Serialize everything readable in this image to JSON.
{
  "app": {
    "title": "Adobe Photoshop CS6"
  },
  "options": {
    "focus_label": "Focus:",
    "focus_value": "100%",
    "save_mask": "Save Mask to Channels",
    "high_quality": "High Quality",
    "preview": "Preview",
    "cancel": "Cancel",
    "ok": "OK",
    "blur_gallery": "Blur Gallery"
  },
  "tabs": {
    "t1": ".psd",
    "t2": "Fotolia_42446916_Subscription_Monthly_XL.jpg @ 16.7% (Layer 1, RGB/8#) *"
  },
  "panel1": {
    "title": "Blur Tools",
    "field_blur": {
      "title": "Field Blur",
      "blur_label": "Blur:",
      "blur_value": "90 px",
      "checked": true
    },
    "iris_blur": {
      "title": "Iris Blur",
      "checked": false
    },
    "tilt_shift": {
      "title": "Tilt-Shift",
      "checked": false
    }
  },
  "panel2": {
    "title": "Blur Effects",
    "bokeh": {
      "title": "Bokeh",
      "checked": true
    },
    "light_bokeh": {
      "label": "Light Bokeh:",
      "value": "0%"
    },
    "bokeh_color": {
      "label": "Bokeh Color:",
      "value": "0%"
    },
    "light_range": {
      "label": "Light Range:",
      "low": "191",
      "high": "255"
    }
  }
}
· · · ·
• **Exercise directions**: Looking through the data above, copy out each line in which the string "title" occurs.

• **Solution to this problem**:
    "title": "Adobe Photoshop CS6"
    "title": "Blur Tools",
      "title": "Field Blur",
      "title": "Iris Blur",
      "title": "Tilt-Shift",
    "title": "Blur Effects",
      "title": "Bokeh",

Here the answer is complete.